Republican nominee Donald Trump has been framing his failed campaign as one that was sunk by the media and a rigged election system. He has even called on his supporters to monitor polling places for alleged voter fraud on Election Day.
As Trump continues to make such irresponsible and baseless claims in an effort to refocus the cause of his sinking campaign, Ohio Secretary of State Jon Husted expressed his concern over Trump’s narrative. He told the New York Times on Monday that Trump’s allegations are “wrong and engaging in irresponsible rhetoric.”
During a segment with CNN, Husted also said, “I can reassure Donald Trump that I am in charge of elections in Ohio and they’re not going to be rigged.” He added, “We should not be questioning [the election process] or the legitimacy of it.”
Of course there is large scale voter fraud happening on and before election day. Why do Republican leaders deny what is going on? So naive!
— Donald J. Trump (@realDonaldTrump) October 17, 2016
Husted has played an active role as a “voter fraud crusader” since he took office in 2011 as the Ohio Secretary of State.
In 2013, he launched an investigation into alleged voter fraud in Ohio, which found that most of the state’s seemingly suspicious election activity was more likely due to confusion than fraud.
At the time, Ohio State Rep. Kathleen Clyde said in a statement, “I would like to see the Secretary of State focus on the real problems in our elections instead of playing to his base with these distractions.” It appears that Trump’s latest focus on voter fraud and rigged elections has shifted Husted’s perspective.
In recent weeks, Trump has been ramping up his war on the media after the Washington Post released audio of the presidential candidate bragging about sexually assaulting women.
At least 17 women have come forward since the tape was released, and they have accused Trump of sexual harassment and assault.
The GOP nominee is now suggesting that these accusations are part of a media and Clinton campaign conspiracy against him in an effort to take down his campaign.

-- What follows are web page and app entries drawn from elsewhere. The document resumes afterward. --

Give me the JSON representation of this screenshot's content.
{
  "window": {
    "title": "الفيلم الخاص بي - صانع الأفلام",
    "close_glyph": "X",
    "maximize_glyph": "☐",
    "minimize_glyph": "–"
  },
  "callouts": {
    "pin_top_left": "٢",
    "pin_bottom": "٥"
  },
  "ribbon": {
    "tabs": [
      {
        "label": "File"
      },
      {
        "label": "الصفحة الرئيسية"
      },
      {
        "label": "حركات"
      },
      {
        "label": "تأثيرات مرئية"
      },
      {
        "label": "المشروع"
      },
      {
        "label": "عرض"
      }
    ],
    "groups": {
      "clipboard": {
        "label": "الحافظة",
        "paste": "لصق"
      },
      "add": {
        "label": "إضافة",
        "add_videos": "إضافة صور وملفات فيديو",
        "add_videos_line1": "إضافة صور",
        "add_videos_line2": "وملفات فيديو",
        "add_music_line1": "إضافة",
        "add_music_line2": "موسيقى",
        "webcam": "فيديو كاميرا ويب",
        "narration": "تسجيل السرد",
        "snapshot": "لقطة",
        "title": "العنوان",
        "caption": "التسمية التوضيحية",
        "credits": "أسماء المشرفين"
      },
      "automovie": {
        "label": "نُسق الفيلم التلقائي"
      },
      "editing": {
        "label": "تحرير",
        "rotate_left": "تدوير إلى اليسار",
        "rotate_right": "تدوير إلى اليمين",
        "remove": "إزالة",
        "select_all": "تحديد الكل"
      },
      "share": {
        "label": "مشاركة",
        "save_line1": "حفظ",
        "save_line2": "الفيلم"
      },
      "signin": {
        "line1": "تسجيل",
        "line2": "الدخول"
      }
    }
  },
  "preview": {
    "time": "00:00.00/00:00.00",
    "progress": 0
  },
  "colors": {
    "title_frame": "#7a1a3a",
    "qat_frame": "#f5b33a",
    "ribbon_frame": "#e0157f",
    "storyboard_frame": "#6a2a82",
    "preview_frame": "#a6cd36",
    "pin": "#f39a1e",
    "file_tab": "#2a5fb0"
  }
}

Husted told CNN he was “remorseful or regretful that [Trump is] saying things like this, which really undermine the potential he has as a candidate.”
According to the latest RealClearPolitics polling average, Trump is down by 1.6 points in the battleground state of Ohio, with 42.4 percent voter support behind Clinton’s 44 percent.
Watch Husted’s full CNN appearance below.